Still, we're hopping over the Roof of the World for errands and adventures amongst the resort towns. The sky is clear and sun is shining. It's supposed to be clear and warm for the next few days before the next shot of snow. My next free day promises to be a sainted bluebird and I'll go walking then. And because it's me and I refuse to bare my jugular to boredom, I'll still have adventures in between on these lion and lamb days, because I'd be checking to see if bullets were edible otherwise.  

09 March 2014

100 Words; First Grilling

It was a truly delicious day; that kind of turquoise blue sky and little breeze. The sun was wonderful, bordering upon warm, on my face. Perfect. Well, as perfect as it can get without getting boring.

We trekked to some ruins in the seductive sunlight. My vest has been my top layer for the last three days. It began to feel almost hot out.

No, it's not shorts and sandals weather...yet. However, we uncovered the grill and had steak and roasted peppers. Beer and wine chilled in the snowbank but a few feet away.

This is how we roll...

04 March 2014

Return of the Dragons and the Omens of Mud

I have spoken of the dragons before. More than once, in fact. My first encounter with a reference to the Long Wang was in my roaring twenties and I was looking up the names of various deities in various cultures, because, really, what else are you going to do on Thursday afternoon at some telecorp where one's a spin doctor propagandist for money? The description I read was the Lords of Rain and Funerals. Being in my roaring twenties, interested in the far, far east, and perhaps a little too impressed with my own intelligence, I was, quite naturally intrigued.

Deities? That are dragons? I saw nothing wrong with this formula.

Afterward, in a a classic example of Confirmation Bias, I started to see Chinese dragons in mist and cumulonimbus clouds. I've gone as far as to call them dragon clouds just because. Sometimes, I think of it sort of like the film Excalibur and Merlin's dragon. I've never felt bad about perceiving the dragons the way I do. It's not as though I expect them to answer my prayers, because, after all, I only prey in context of the food chain.


We were over at a neighbor's after a walkabout reading the bible and drinking lemonade. Seriously and stop fucking snickering. We'd already shared some white chilling in a snowbank. I had been sent back to the house to retrieve something when I noticed a certain type of cloud rearing over Leavenworth Mountain. Showing back up at the neighbor's, I wore the most wicked grin of joy.

"They're back," I told Sabina.

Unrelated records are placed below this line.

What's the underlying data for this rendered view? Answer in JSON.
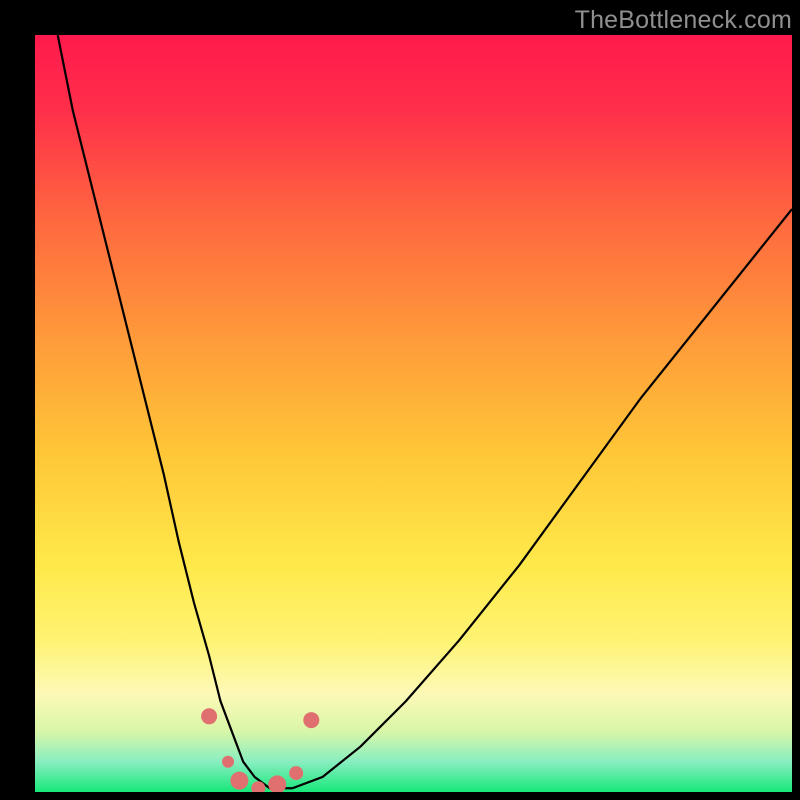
{
  "watermark": "TheBottleneck.com",
  "chart_data": {
    "type": "line",
    "title": "",
    "xlabel": "",
    "ylabel": "",
    "xlim": [
      0,
      100
    ],
    "ylim": [
      0,
      100
    ],
    "background_gradient": {
      "stops": [
        {
          "offset": 0.0,
          "color": "#ff1a4d"
        },
        {
          "offset": 0.1,
          "color": "#ff2f4a"
        },
        {
          "offset": 0.25,
          "color": "#ff6a3f"
        },
        {
          "offset": 0.4,
          "color": "#ff9a3a"
        },
        {
          "offset": 0.55,
          "color": "#ffc637"
        },
        {
          "offset": 0.7,
          "color": "#ffe94a"
        },
        {
          "offset": 0.8,
          "color": "#fff373"
        },
        {
          "offset": 0.87,
          "color": "#fdf9b7"
        },
        {
          "offset": 0.92,
          "color": "#d8f6a8"
        },
        {
          "offset": 0.96,
          "color": "#88eec0"
        },
        {
          "offset": 1.0,
          "color": "#17e87a"
        }
      ]
    },
    "series": [
      {
        "name": "bottleneck-curve",
        "type": "line",
        "x": [
          3,
          5,
          8,
          11,
          14,
          17,
          19,
          21,
          23,
          24.5,
          26,
          27.5,
          29,
          31,
          34,
          38,
          43,
          49,
          56,
          64,
          72,
          80,
          88,
          96,
          100
        ],
        "y": [
          100,
          90,
          78,
          66,
          54,
          42,
          33,
          25,
          18,
          12,
          8,
          4,
          2,
          0.5,
          0.5,
          2,
          6,
          12,
          20,
          30,
          41,
          52,
          62,
          72,
          77
        ]
      }
    ],
    "markers": {
      "name": "highlight-dots",
      "color": "#e07070",
      "points": [
        {
          "x": 23.0,
          "y": 10.0,
          "r": 8
        },
        {
          "x": 25.5,
          "y": 4.0,
          "r": 6
        },
        {
          "x": 27.0,
          "y": 1.5,
          "r": 9
        },
        {
          "x": 29.5,
          "y": 0.5,
          "r": 7
        },
        {
          "x": 32.0,
          "y": 1.0,
          "r": 9
        },
        {
          "x": 34.5,
          "y": 2.5,
          "r": 7
        },
        {
          "x": 36.5,
          "y": 9.5,
          "r": 8
        }
      ]
    }
  }
}
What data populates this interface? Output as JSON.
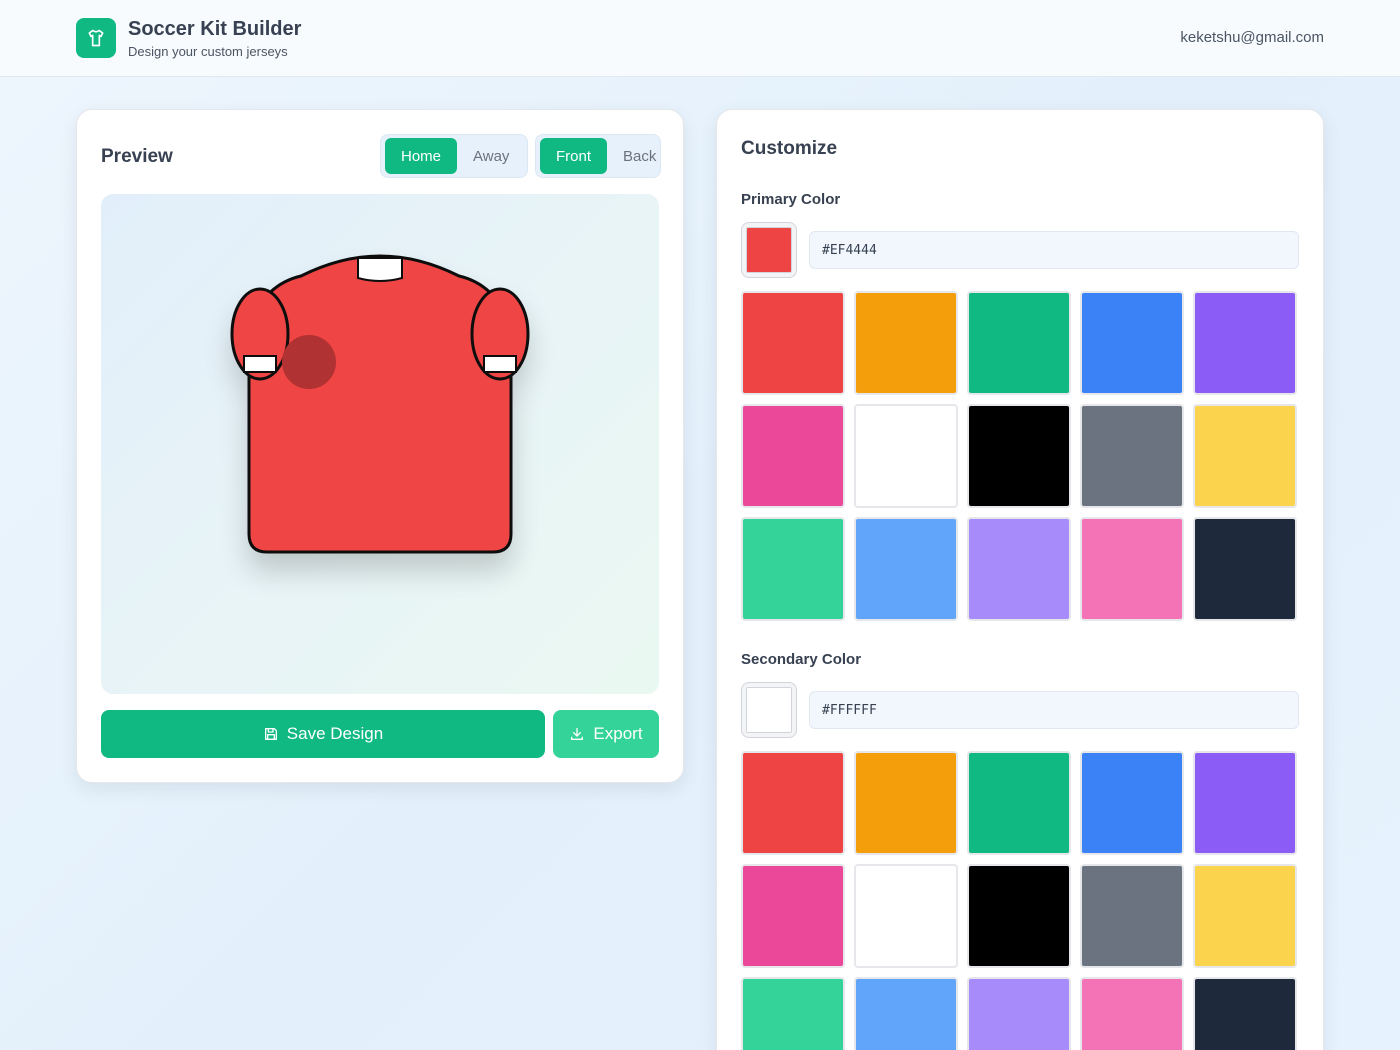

"Who?" She asked me.

"The dragons," I replied and she smirked.

"Dragons?" My neighbor seemed a little confused, and I had to tell him a tale, the one I just told you.


Seeing the dragons is one of those omens of warmer weather. It already seems to be the beginnings of High Country spring here, ready or not. Every day, there appears to be a new omen of the spinning of the cyclic wheel. The mud-slicked streets. Bits of yard begin to peek out from under the deep drifts, boggy in its countenance. The river flows freely. That sort of subtle humidity, which comes with the thawing and constant daytime melting of snow permeates the thin mountain air.

It is, indeed, mud season, and those official notations, the equinox and our annual Cabin Fever Dance, are just aspects of  window-dressing for those who need to be spoon-fed everything...

We look to go snowshoeing around Nederland in a day, hosted by a friend I've not seen and scarcely communicated with in a bit. A walkabout in territory we're not as familiar with, which is the spice of high adventure. There's supposed to be a fresh dusting, which, if true to the season, will be assimilated and half-melted by the time the sun climbs to mid-sky. It should be mostly clear, but I cannot help but wonder if I might see some of the first dragons slithering across the sky, watching, preparing to bring the rains.